"When I was a project manager, I found it hard to get interviews because I didn't have my PMP certification," Peter says. But he also points out that many of his peers with the certification knew the theory, but not the practice, of project management. For the more technical disciplines, though, he sees it as a jumping off point for new skills.

Q.: What are your feelings about the ethics of employee tracking? How far should companies go?

A.: Peter points out that he has locked down all of his social media accounts, and doesn't post while he's on the clock. "My personal life isn't the company's business," he says. You should be able to have a personal life, Peter says. But as a manager, he points out that when he's hiring he will look at professional profiles, such as LinkedIn. When asked how he feels about accessing personal sites while on company equipment, however, he concedes they have a right to know what you're doing with their assets. "I don't want to admit it, but yes, you're using their assets, is it valid for business?" He recommends using work equipment for exactly that – activities you can directly tie back to your job.

Q.: What do you wish non-IT employees knew?

A.: "It's not as simple as we make it look," Peter says. He gives the example of being asked to add a column, but it's never just that simple. "Do you want data in the column? It's not just adding the column, there is programming to migrate data to the column, plus there can be a lot of bureaucracy around IT." With such regulations as Sarbanes-Oxley and other regulations, Peter points out, mean that changes that only take a day can take an additional three or four to get the appropriate approvals.

Some of that comes from the commoditization of IT. With the ability of the "everyday man" to purchase software and install it, it abstracts the complexity involved with creating it. As Peter points out, users think "How come I can download and install this app on my phone, but you can't make a database change?"

Q.: What is the craziest technical support issue you or your team has ever had to deal with?

A.: In dealing with a data warehouse, Peter says, "We have to deal with our own past mistakes." Even though he's only recently inherited the team, the sins of the past are still his responsibility. "Way back when they first set (up the data warehouse)," he explains, "we were pulling in a person's state – a two-character field." The data field was set to accept 10 characters, just in case. But no one matched the length with the source systems, their CRM, which has an 80-character field for state.

"As we've gone international," Peter goes on, "we've started getting very long state names." In addition, they are getting foreign characters, being translated into their ASCII codes. This has resulted in frequent 3 a.m. calls to fix problems and no one can trace it back to why the original decision was made.

Q.: What is the most valuable skill an IT professional should have?

A.: "I've run into so many people that I could not put in front of a client," Peter says, explaining why communication is such an important skill for IT professionals. "There are so many ways people fail to communicate," he says, whether it's because of attitude, ability or even reactions to what's happening in a meeting. He admits even he can shut down when he gets frustrated, but by and large he's praised for his ability to speak the language of both the business and IT.
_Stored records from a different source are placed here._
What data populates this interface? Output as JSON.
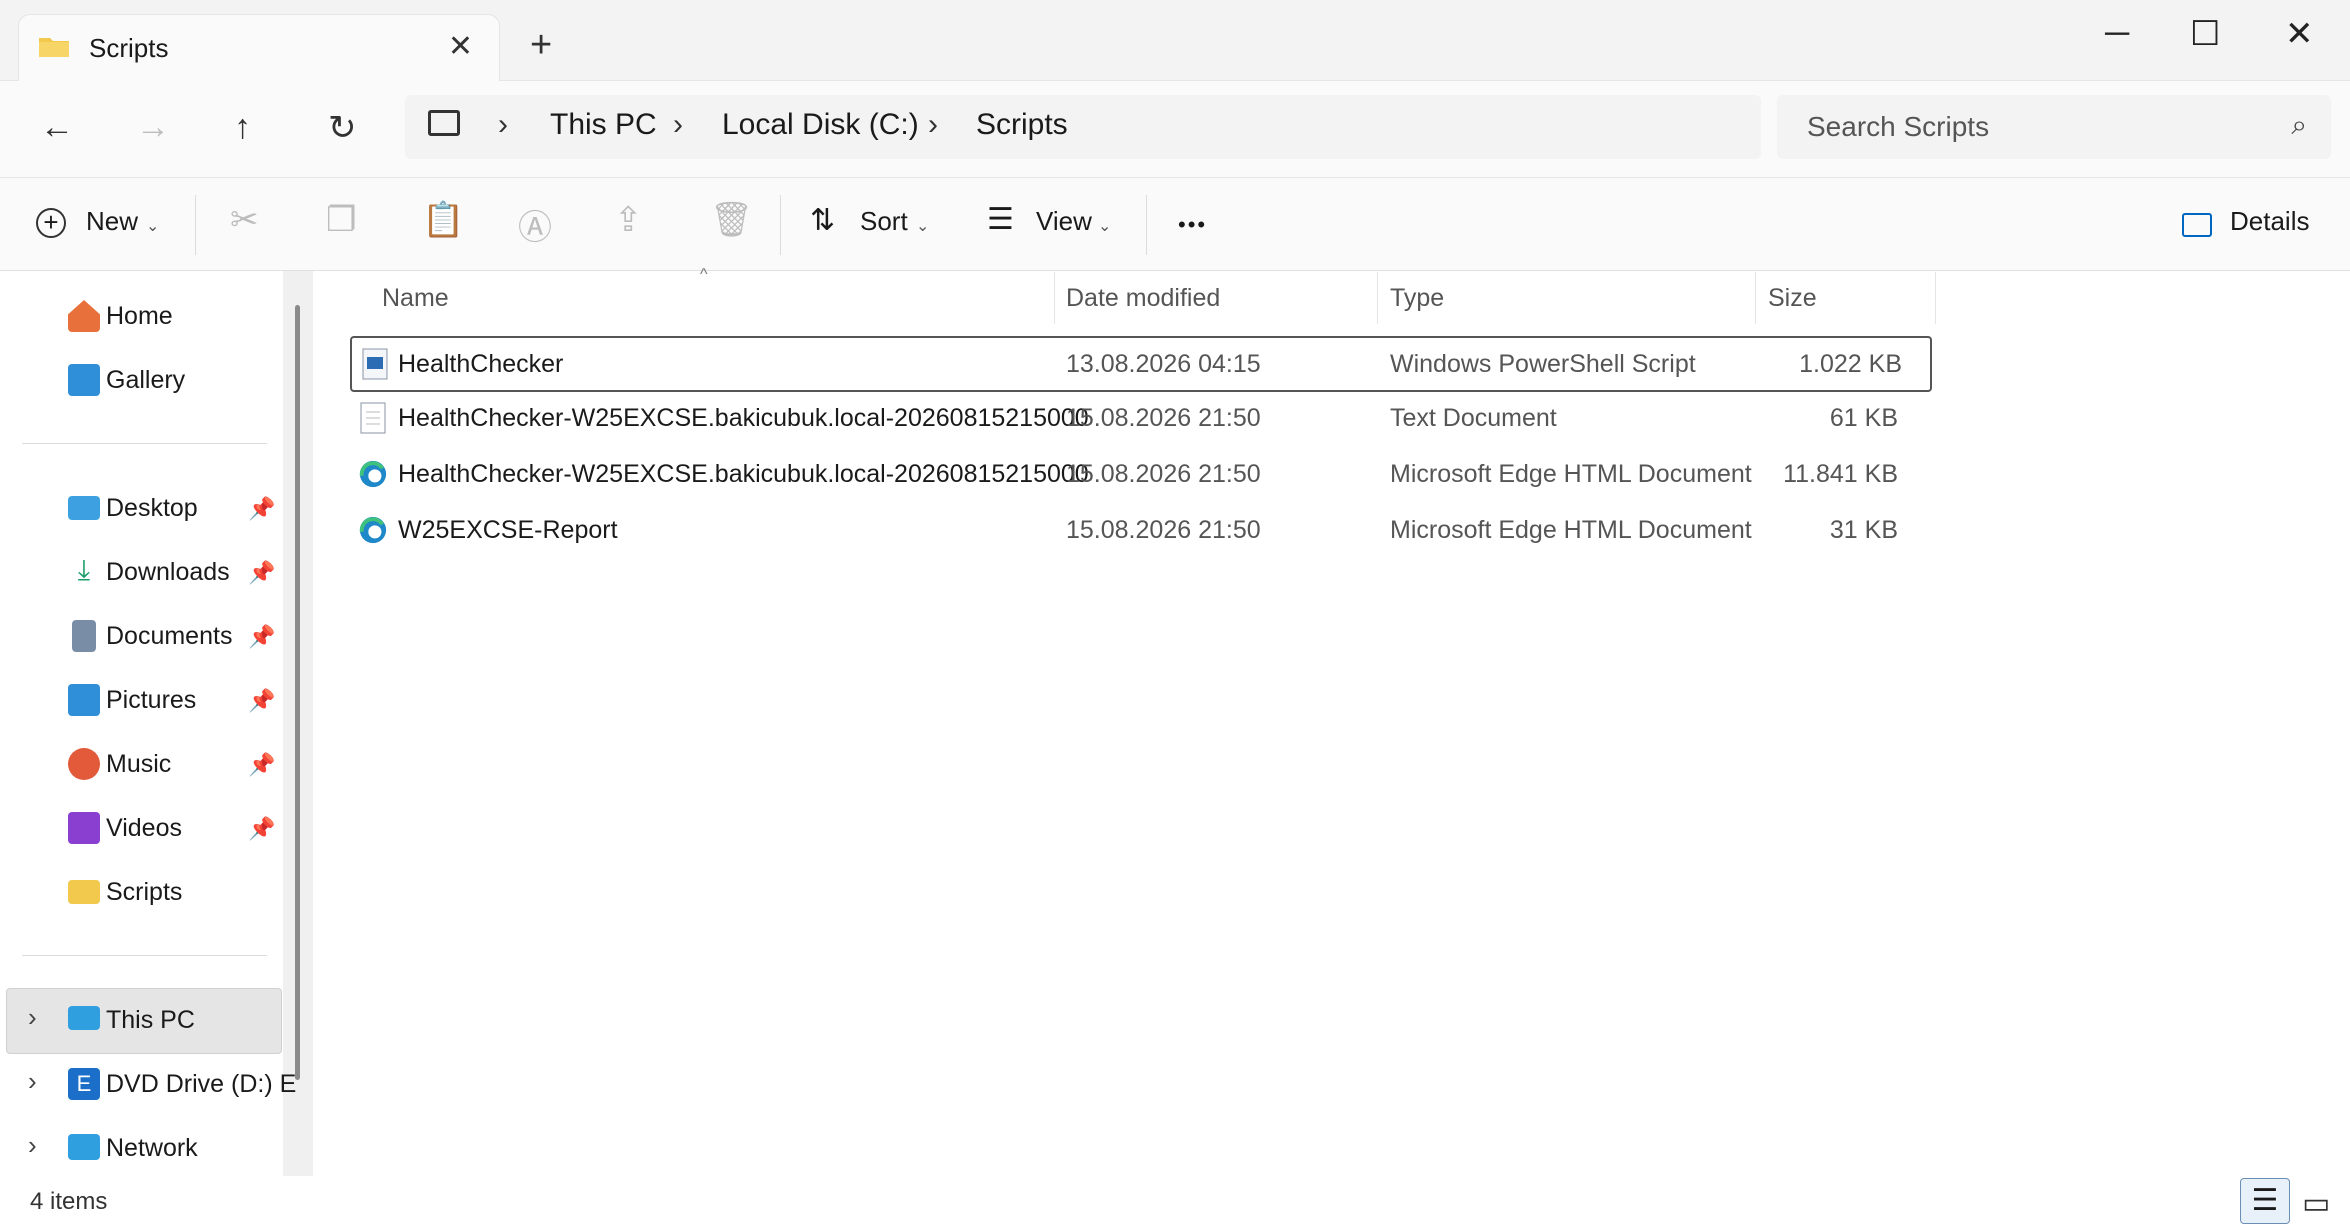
{
  "tab": {
    "title": "Scripts",
    "close_icon": "close-icon",
    "new_tab_icon": "plus-icon"
  },
  "window": {
    "minimize": "─",
    "maximize": "☐",
    "close": "✕"
  },
  "nav": {
    "back": "←",
    "forward": "→",
    "up": "↑",
    "refresh": "↻"
  },
  "breadcrumb": [
    "This PC",
    "Local Disk (C:)",
    "Scripts"
  ],
  "search": {
    "placeholder": "Search Scripts"
  },
  "toolbar": {
    "new_label": "New",
    "sort_label": "Sort",
    "view_label": "View",
    "more_label": "•••",
    "details_label": "Details"
  },
  "sidebar": {
    "home": "Home",
    "gallery": "Gallery",
    "quick": [
      "Desktop",
      "Downloads",
      "Documents",
      "Pictures",
      "Music",
      "Videos",
      "Scripts"
    ],
    "this_pc": "This PC",
    "dvd": "DVD Drive (D:) E",
    "network": "Network"
  },
  "columns": {
    "name": "Name",
    "date": "Date modified",
    "type": "Type",
    "size": "Size"
  },
  "files": [
    {
      "name": "HealthChecker",
      "date": "13.08.2026 04:15",
      "type": "Windows PowerShell Script",
      "size": "1.022 KB",
      "icon": "powershell-script-icon"
    },
    {
      "name": "HealthChecker-W25EXCSE.bakicubuk.local-20260815215000",
      "date": "15.08.2026 21:50",
      "type": "Text Document",
      "size": "61 KB",
      "icon": "text-document-icon"
    },
    {
      "name": "HealthChecker-W25EXCSE.bakicubuk.local-20260815215000",
      "date": "15.08.2026 21:50",
      "type": "Microsoft Edge HTML Document",
      "size": "11.841 KB",
      "icon": "edge-icon"
    },
    {
      "name": "W25EXCSE-Report",
      "date": "15.08.2026 21:50",
      "type": "Microsoft Edge HTML Document",
      "size": "31 KB",
      "icon": "edge-icon"
    }
  ],
  "status": {
    "items": "4 items"
  },
  "colors": {
    "accent": "#0067c0",
    "folder": "#f2c94c",
    "selection_border": "#555555"
  }
}
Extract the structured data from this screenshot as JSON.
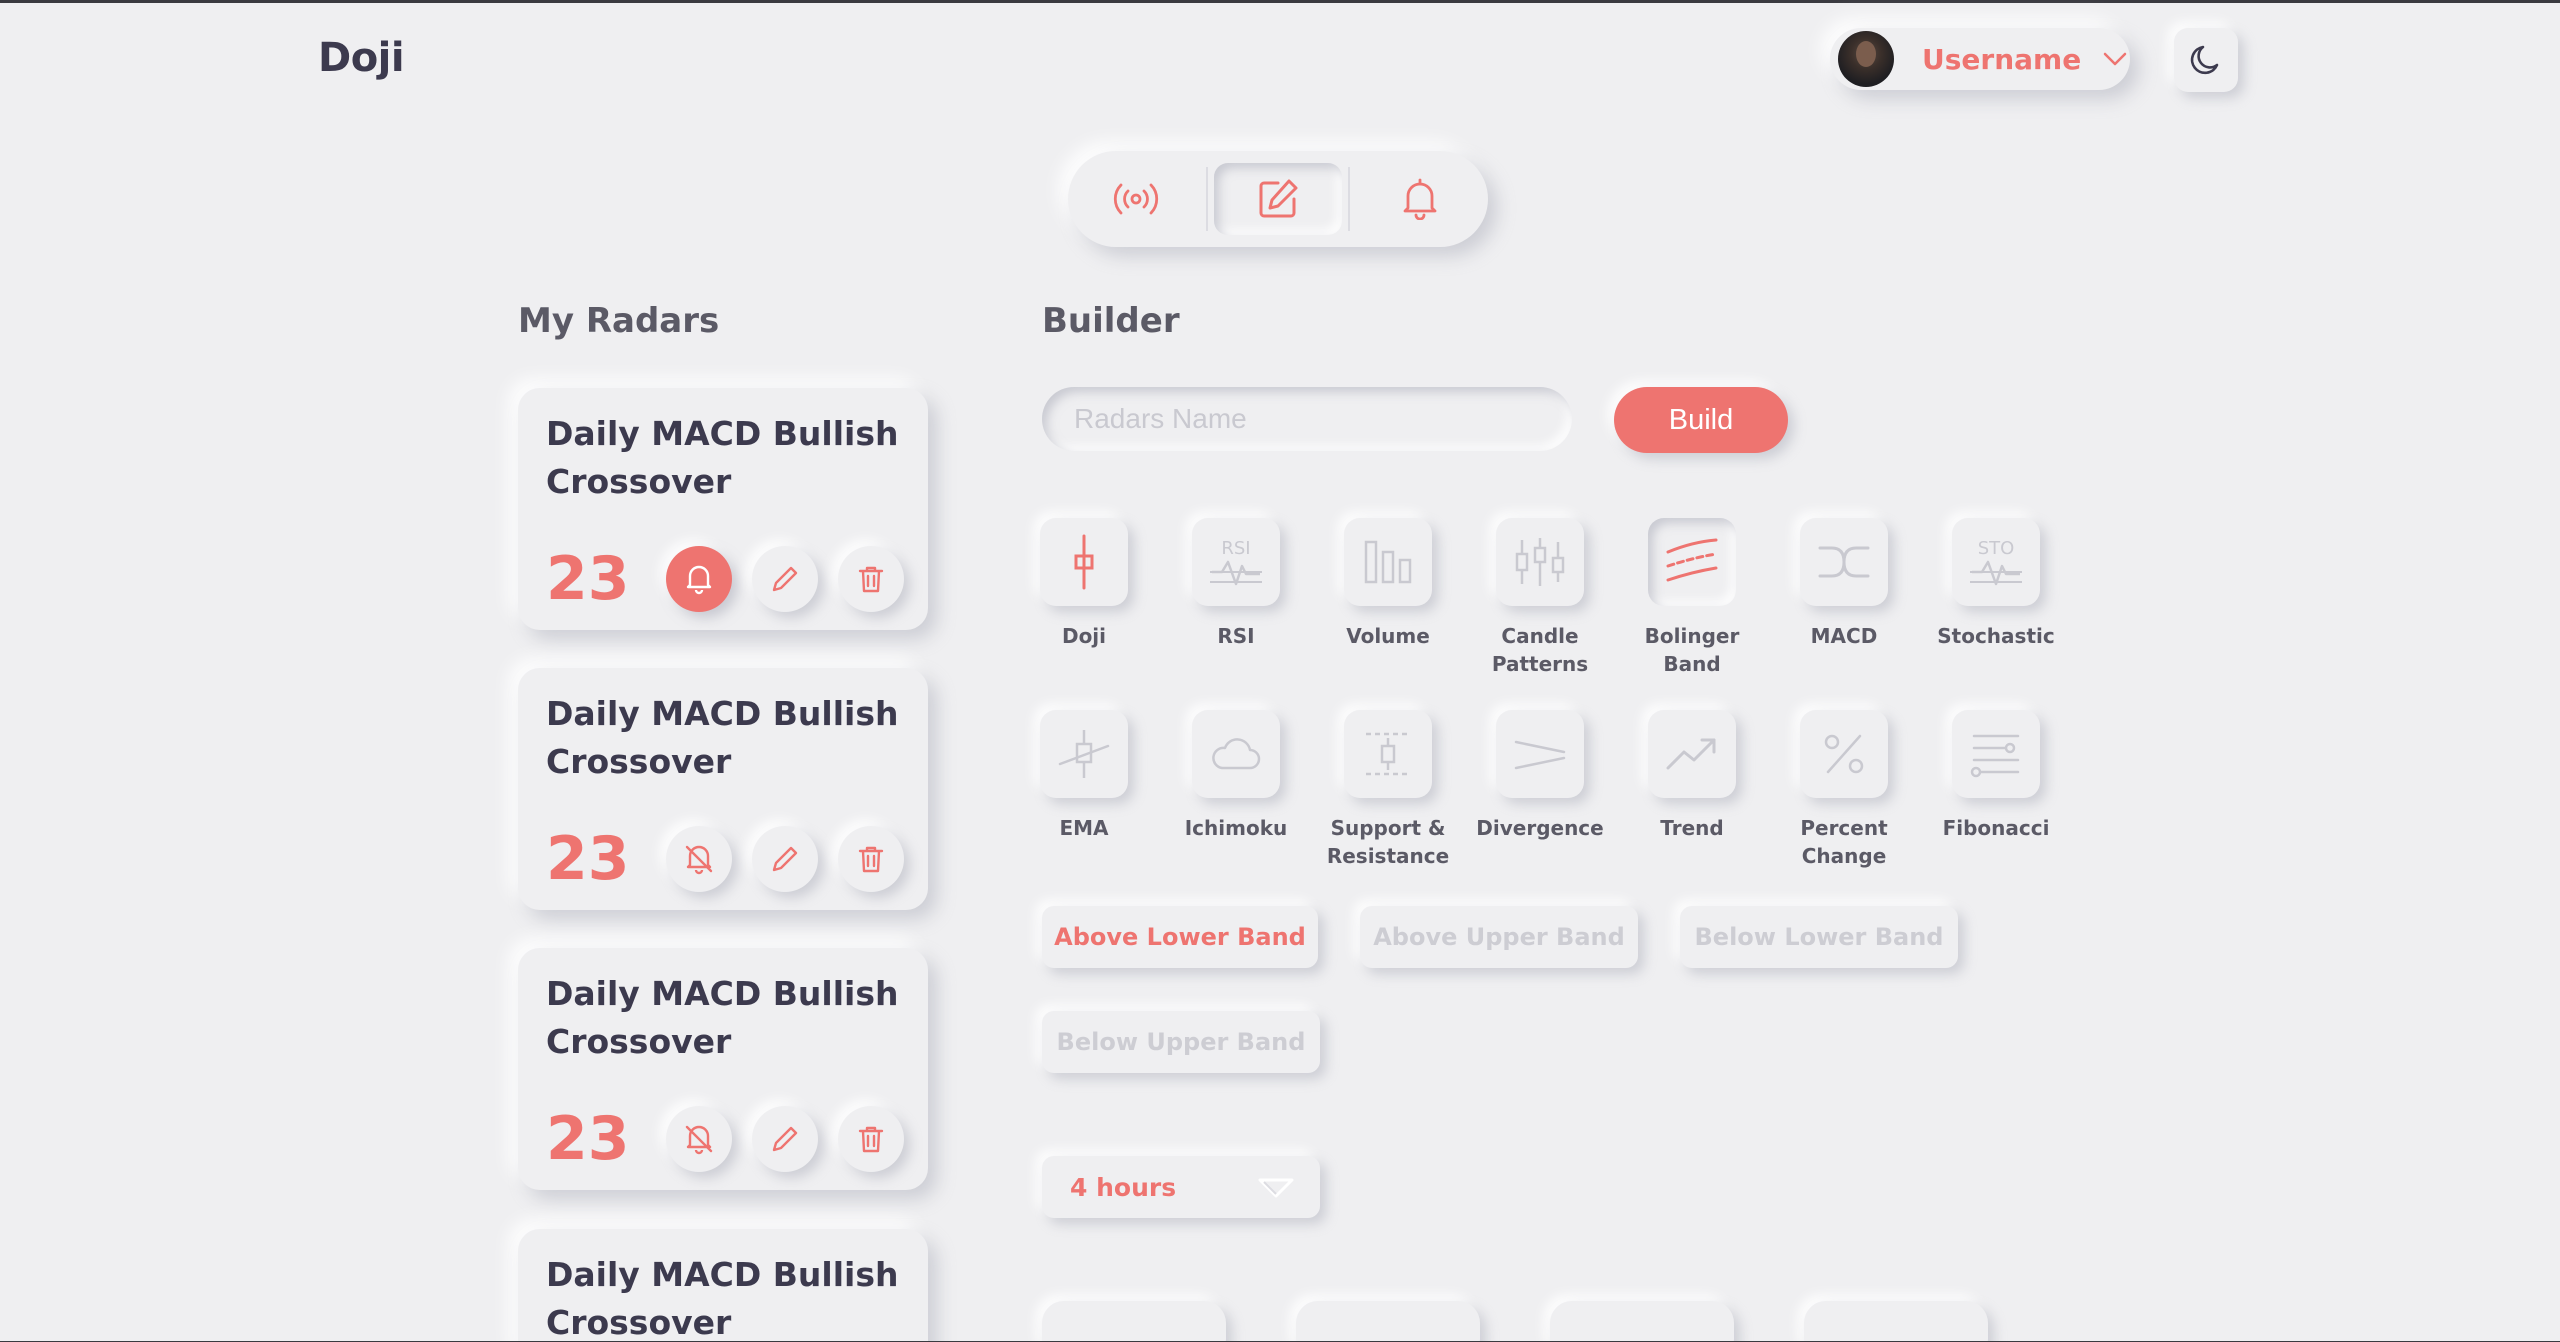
{
  "app": {
    "logo": "Doji"
  },
  "header": {
    "username": "Username"
  },
  "tabs": [
    "radar-tab",
    "builder-tab",
    "alerts-tab"
  ],
  "my_radars": {
    "title": "My Radars",
    "items": [
      {
        "title": "Daily MACD Bullish Crossover",
        "count": "23",
        "alert_active": true
      },
      {
        "title": "Daily MACD Bullish Crossover",
        "count": "23",
        "alert_active": false
      },
      {
        "title": "Daily MACD Bullish Crossover",
        "count": "23",
        "alert_active": false
      },
      {
        "title": "Daily MACD Bullish Crossover",
        "count": ""
      }
    ]
  },
  "builder": {
    "title": "Builder",
    "name_placeholder": "Radars Name",
    "build_label": "Build",
    "indicators": [
      {
        "label": "Doji",
        "icon": "doji-candle-icon"
      },
      {
        "label": "RSI",
        "icon": "rsi-icon",
        "icon_text": "RSI"
      },
      {
        "label": "Volume",
        "icon": "volume-bars-icon"
      },
      {
        "label": "Candle Patterns",
        "icon": "candle-patterns-icon"
      },
      {
        "label": "Bolinger Band",
        "icon": "bollinger-band-icon",
        "selected": true
      },
      {
        "label": "MACD",
        "icon": "macd-cross-icon"
      },
      {
        "label": "Stochastic",
        "icon": "stochastic-icon",
        "icon_text": "STO"
      },
      {
        "label": "EMA",
        "icon": "ema-icon"
      },
      {
        "label": "Ichimoku",
        "icon": "cloud-icon"
      },
      {
        "label": "Support & Resistance",
        "icon": "support-resistance-icon"
      },
      {
        "label": "Divergence",
        "icon": "divergence-icon"
      },
      {
        "label": "Trend",
        "icon": "trend-icon"
      },
      {
        "label": "Percent Change",
        "icon": "percent-icon"
      },
      {
        "label": "Fibonacci",
        "icon": "fibonacci-icon"
      }
    ],
    "band_options": [
      "Above Lower Band",
      "Above Upper Band",
      "Below Lower Band",
      "Below Upper Band"
    ],
    "selected_band": "Above Lower Band",
    "timeframe": "4 hours"
  },
  "colors": {
    "accent": "#ee7470",
    "background": "#efeff1",
    "text": "#3c3a4e",
    "muted": "#cdcdd3"
  }
}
"That's why I succeeded as a PM all those years – my ability to talk to the technical resources and explain what the business wanted in technical terms, and then go back to the business and explain to them in a language they understand."